The International Mountain Bicycling Association (IMBA) is a non-profit organization that promotes low-impact riding by incorporating volunteer work into the events it hosts or advocates. The United States branch of the group was founded in 1988 after mountain biking gained popularity, with the majority of riders calling California or Colorado home. With more than 35,000 members, IMBA spans across the U.S. and Canada along with 30 other countries.
The group that first conceived the idea of the organization was a compilation of mountain bike clubs in California that were fighting against the closure of trails. They believed education was the paramount factor in ensuring these trails were conserved, as well as solving the conflicts between bikers on the trails. The following five clubs joined together to create the foundation of IMBA: Concerned Off Road Bicyclists Association, Bicycle Trails Council East Bay, Bicycle Trails Council Marin, Sacramento Rough Riders, and Responsible Organized Mountain Pedalers. The Sacramento Rough Riders’ Gibson Anderson was IMBA’s first executive director, a position that is now held in the U.S. by Mike Van Abel. The founding board members were Jim Hasenauer, Michael Kelley, Gary Klein, Rodney Johnson and Don Douglass. Current board members include Elayna Caldwell, Mike Cachat, Chris Conroy, Howard Fischer, Jim Grover, Kent McNeill, Alden Philbrick, Luther Propst, David Treinis, Robert Winston and David Zimberoff.
The association takes members on the individual, chapter, corporate or retailer level. Headquartered in Boulder, Colorado, IMBA created the “Rules of the Trail” to encourage responsibility among riders, which include ride open trails, leave no trace, control your bicycle, yield appropriately, never scare animals, and plan ahead. After becoming a member, joining the local club is the next step. This provides a place for people to meet, schedule rides, engage in trail-work, and be a part of the social events that are incorporated into the organization. Donations are encouraged in order to maintain support for the group, and although direct cash donations are the most common, tax incentives are advertised as the most cost-effective way to facilitate the association.
IMBA’s largest event is the biennial World Summit with the annual National Bike Summit, located in Washington, D.C. With chapters in many locations across the U.S., incorporating sustainability into mountain bike events is becoming much easier. For $100, you can sign up as an IMBA Event Promoter, which will give access to the marketing tools used in each event along with connections to people and resources that will assist in planning.
The programs hosted by the organization include Destinations, Government Affairs, Instructor Certification, Mapping Initiative, Model Trails, National Mountain Bike Patrol, Subaru/Trail Care Crews, and Trail Planning and Design Services, to name a few.

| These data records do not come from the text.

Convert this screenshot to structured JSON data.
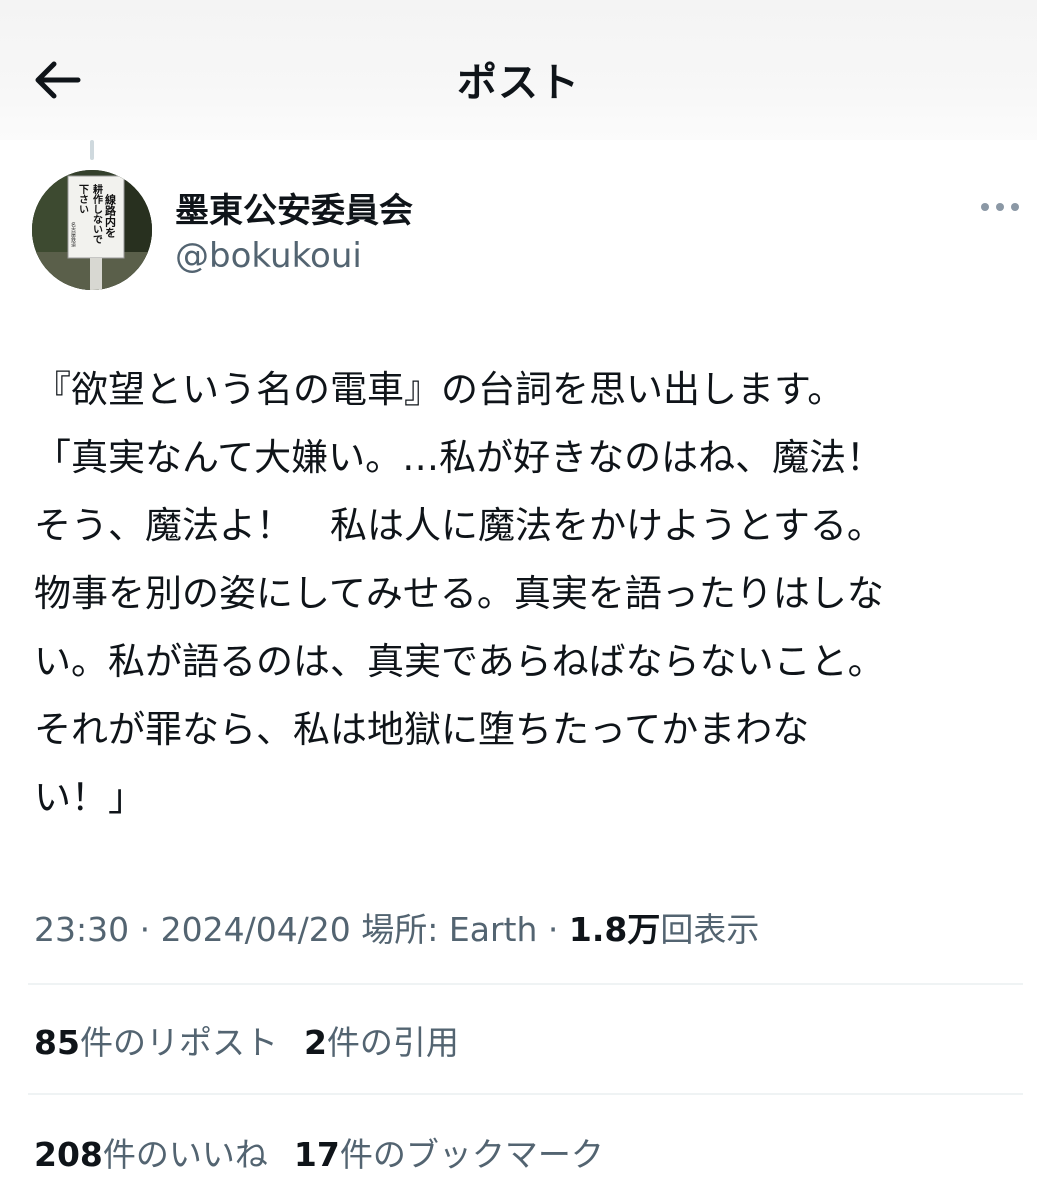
{
  "header": {
    "title": "ポスト",
    "back_icon": "arrow-left-icon"
  },
  "author": {
    "display_name": "墨東公安委員会",
    "handle": "@bokukoui",
    "avatar_sign_text": [
      "線路内を",
      "耕作しないで",
      "下さい",
      "名古屋鉄道"
    ]
  },
  "post": {
    "text": "『欲望という名の電車』の台詞を思い出します。\n「真実なんて大嫌い。…私が好きなのはね、魔法！\nそう、魔法よ！　私は人に魔法をかけようとする。\n物事を別の姿にしてみせる。真実を語ったりはしな\nい。私が語るのは、真実であらねばならないこと。\nそれが罪なら、私は地獄に堕ちたってかまわな\nい！」",
    "time": "23:30",
    "separator": " · ",
    "date": "2024/04/20",
    "location": "場所: Earth",
    "views_count": "1.8万",
    "views_label": "回表示"
  },
  "stats": {
    "reposts_count": "85",
    "reposts_label": "件のリポスト",
    "quotes_count": "2",
    "quotes_label": "件の引用",
    "likes_count": "208",
    "likes_label": "件のいいね",
    "bookmarks_count": "17",
    "bookmarks_label": "件のブックマーク"
  },
  "colors": {
    "text_primary": "#0f1419",
    "text_secondary": "#536471",
    "divider": "#eff3f4"
  }
}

The Destinations Program provides information to members such as riding areas, tours, accommodations, camps and outfitters. The Government Affairs Department focuses on public policies and legislation related to mountain biking. IMBA’s Instructor Certification Program shares a precise method that chapters can use for a complete guide to training. The Mapping Initiative provides riders with not only detailed maps, logos and extended information, but also proper riding etiquette in a variety of trail situations. Model Trails are being built all over the world and utilize IMBA’s extensive knowledge of mountain biking to create small- to large-scale trails. While the National Mountain Bike Patrol works to certify and patrol trail programs, the Subaru/Trail Care Crews travel around the U.S. preserving trails and educating others on how to sustain them, which is one of the biggest factors that leads to the group’s success. Trail Planning and Design Services offers fee-based consulting regarding trail design, construction and education.
For a full list of IMBA’s events and to find one near you, check out their website’s calendar.